The second list on our board is our blog post schedule, since we integrate new posts, podcasts, etc from the site into the IG posting squares. The next list is a cross between items to include and miscellany – hashtag groups, potential shout out account users, groups of quotes, it depends on what type of product or service owns the account.
The next few lists include particulars – colors, fonts, mood boards, anything we need to incorporate into the overall look and feel of the account postings. We also like to keep a list that contains the templates we are working from (you don’t think those posts really just create themselves on a nice feed, do you?), and then we have other lists with raw graphics dumps, links to articles or pertinent pages like other social media accounts, URLs, mentions, etc so we have quick and easy access to almost anything we might need to generate the posts. We have a couple of lists for Stories content, but since Stories is a more fleeting situation, we don’t put the same deliberate attention into creating them that we do for Posts.
We would also, more as a side note, keep screenshots of particularly important Insights – good or bad – in a list on the board, in order to monitor what worked and what didn’t. These are not complete synopsis and summaries, just quick notes that we can refer to when we are going to meet to discuss the effectiveness of what we are doing, and to decide what we can do better.
Sounds good, why doesn’t one size fit all?
Before you get too excited about Trello (or Basecamp or Asana or whatever digital organizer you like), let’s take a quick moment to look at another example.
You may have seen some of my blog posts about sailboat racing, which is my side hustle from a hobby standpoint. I’m not interested in doing it professionally (even if I were good enough to get paid for doing it), but I absolutely love going out as often as possible with good teams.
If we were trying to put together a successful sailing team and win a regatta, there would not be any Trello involved, it would be legal pad notes, emails, maybe a few texts, and in person debriefs and practices. We would show up for a practice or a race, and someone, usually the tactician, would take notes about the variables such as weather conditions, competition, boat prep, and so on. At the end of the day on the water, we would have a crew meeting back at the dock, and talk through what needs to be upgraded as far as crew performance or boat setup.
See how the medium of participation can totally alter the means for deliverables to get to their destination? And rightly so. It would make no sense to create a Trello board or to pass around a written journal with only one copy in the sail racing team instance. It would be counterproductive and a complete waste of time and energy. You don’t win by doing it that way, and the trophy you get for winning is the indication that you’ve done it right. No digital awards, just pickle dishes.

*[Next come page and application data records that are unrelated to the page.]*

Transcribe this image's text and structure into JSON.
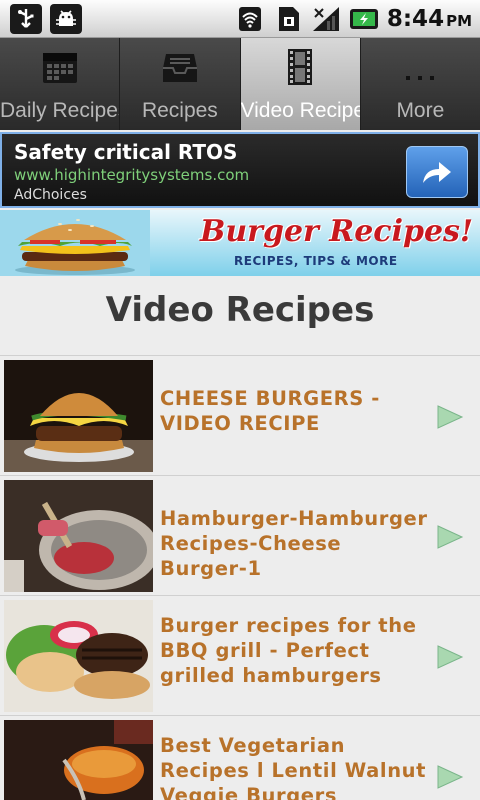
{
  "status_bar": {
    "left_icons": [
      "usb-icon",
      "android-debug-icon"
    ],
    "right_icons": [
      "wifi-icon",
      "sim-icon",
      "signal-icon",
      "battery-charging-icon"
    ],
    "time": "8:44",
    "ampm": "PM"
  },
  "tabs": [
    {
      "label": "Daily Recipes",
      "icon": "calendar-icon",
      "active": false
    },
    {
      "label": "Recipes",
      "icon": "inbox-icon",
      "active": false
    },
    {
      "label": "Video Recipes",
      "icon": "film-icon",
      "active": true
    },
    {
      "label": "More",
      "icon": "more-dots-icon",
      "active": false
    }
  ],
  "ad": {
    "title": "Safety critical RTOS",
    "url": "www.highintegritysystems.com",
    "choices": "AdChoices",
    "button_icon": "share-arrow-icon"
  },
  "banner": {
    "title": "Burger Recipes!",
    "subtitle": "RECIPES, TIPS & MORE"
  },
  "page": {
    "title": "Video Recipes"
  },
  "videos": [
    {
      "title": "CHEESE BURGERS - VIDEO RECIPE"
    },
    {
      "title": "Hamburger-Hamburger Recipes-Cheese Burger-1"
    },
    {
      "title": "Burger recipes for the BBQ grill - Perfect grilled hamburgers"
    },
    {
      "title": "Best Vegetarian Recipes l Lentil Walnut Veggie Burgers"
    }
  ],
  "colors": {
    "accent_title": "#b8722a",
    "ad_url": "#7fd07a",
    "active_tab": "#bdbdbd"
  }
}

What’s the chief takeaway here?
In case you went all TL;DR on the post length, the summation goes like this:
- Identify the goal.
- Understand the delivery mechanism.
- Decide what productivity tools are best suited to these two things.
- Don’t waste time trying to fit square pieces into round holes.
My loose plan is to talk more about how to use different productivity tools for different projects, as well as how to string together multiple tools in order to achieve the maximum results with the least amount of time spent piddling around with organizing.
So stay tuned, we’re just getting started on how to effectively use productivity tools!